● **Task item**:
Count up the lines of the data below that contain the string "value", then give only the total.

(Collected data entries)
════════════════
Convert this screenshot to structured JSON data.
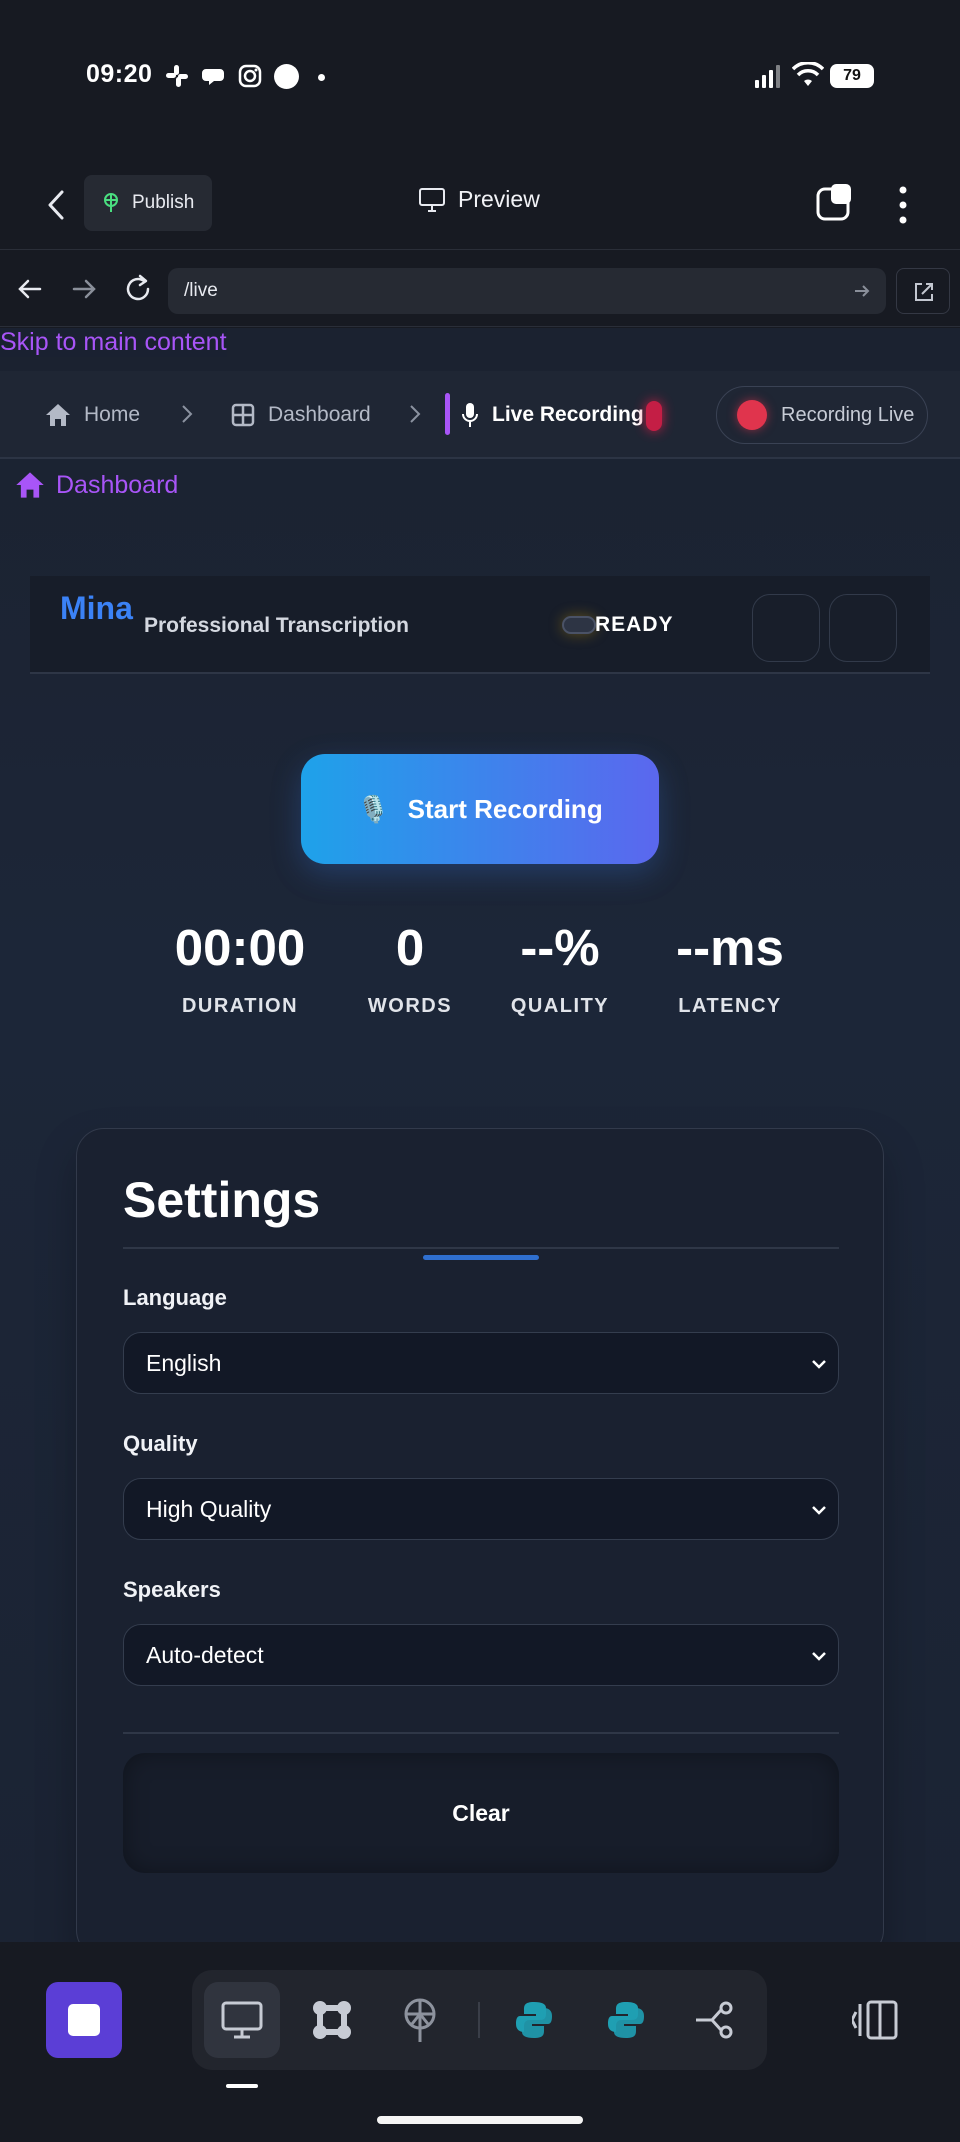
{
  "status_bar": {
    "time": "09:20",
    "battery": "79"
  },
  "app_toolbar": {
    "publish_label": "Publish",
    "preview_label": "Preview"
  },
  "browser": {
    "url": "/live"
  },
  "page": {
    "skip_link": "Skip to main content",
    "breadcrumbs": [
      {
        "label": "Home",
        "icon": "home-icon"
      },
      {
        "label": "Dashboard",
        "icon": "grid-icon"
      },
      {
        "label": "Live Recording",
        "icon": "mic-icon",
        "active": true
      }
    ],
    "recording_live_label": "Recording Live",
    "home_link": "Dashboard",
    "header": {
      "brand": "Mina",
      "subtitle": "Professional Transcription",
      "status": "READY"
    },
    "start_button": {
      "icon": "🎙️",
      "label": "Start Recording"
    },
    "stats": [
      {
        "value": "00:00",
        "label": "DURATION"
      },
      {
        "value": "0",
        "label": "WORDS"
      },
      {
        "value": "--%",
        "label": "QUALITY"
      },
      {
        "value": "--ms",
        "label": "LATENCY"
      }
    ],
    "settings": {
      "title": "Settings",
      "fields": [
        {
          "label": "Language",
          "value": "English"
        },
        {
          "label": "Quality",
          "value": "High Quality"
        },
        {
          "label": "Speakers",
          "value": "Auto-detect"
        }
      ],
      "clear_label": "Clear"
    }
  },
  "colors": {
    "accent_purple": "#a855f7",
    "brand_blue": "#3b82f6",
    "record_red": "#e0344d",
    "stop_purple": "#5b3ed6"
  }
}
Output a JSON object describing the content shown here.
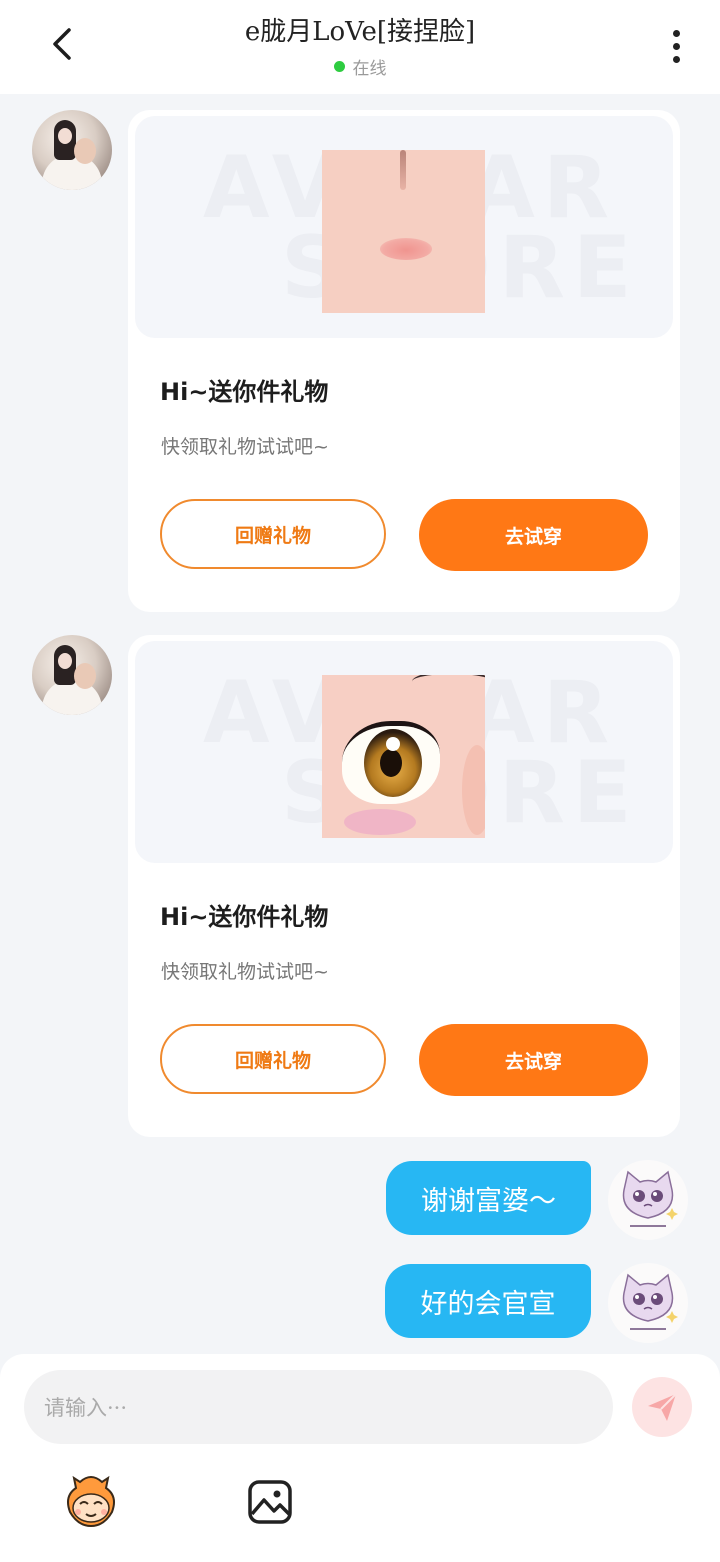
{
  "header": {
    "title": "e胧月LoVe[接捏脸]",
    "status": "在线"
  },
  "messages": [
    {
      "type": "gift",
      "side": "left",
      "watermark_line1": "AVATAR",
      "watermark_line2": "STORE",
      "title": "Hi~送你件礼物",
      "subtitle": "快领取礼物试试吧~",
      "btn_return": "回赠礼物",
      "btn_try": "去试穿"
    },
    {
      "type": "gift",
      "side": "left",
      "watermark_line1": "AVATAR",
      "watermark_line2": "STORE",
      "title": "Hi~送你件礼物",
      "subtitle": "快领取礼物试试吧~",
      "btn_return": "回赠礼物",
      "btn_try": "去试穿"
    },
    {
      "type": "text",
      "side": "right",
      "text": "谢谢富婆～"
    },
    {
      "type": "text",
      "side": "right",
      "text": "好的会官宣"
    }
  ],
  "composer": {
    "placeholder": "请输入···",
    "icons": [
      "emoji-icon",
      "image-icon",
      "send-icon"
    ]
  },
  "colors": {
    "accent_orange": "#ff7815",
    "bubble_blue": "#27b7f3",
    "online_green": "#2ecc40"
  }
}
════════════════
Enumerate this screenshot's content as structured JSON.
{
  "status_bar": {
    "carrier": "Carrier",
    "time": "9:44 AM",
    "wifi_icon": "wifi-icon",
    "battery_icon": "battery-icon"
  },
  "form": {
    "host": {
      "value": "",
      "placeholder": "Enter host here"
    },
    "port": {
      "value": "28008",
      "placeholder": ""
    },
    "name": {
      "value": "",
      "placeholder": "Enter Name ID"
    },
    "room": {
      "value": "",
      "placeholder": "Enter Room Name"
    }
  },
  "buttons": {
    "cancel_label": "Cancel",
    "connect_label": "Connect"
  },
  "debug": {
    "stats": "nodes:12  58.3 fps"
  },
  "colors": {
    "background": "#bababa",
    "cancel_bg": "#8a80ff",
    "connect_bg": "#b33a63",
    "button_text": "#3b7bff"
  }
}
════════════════
● **Reply to the task**:
11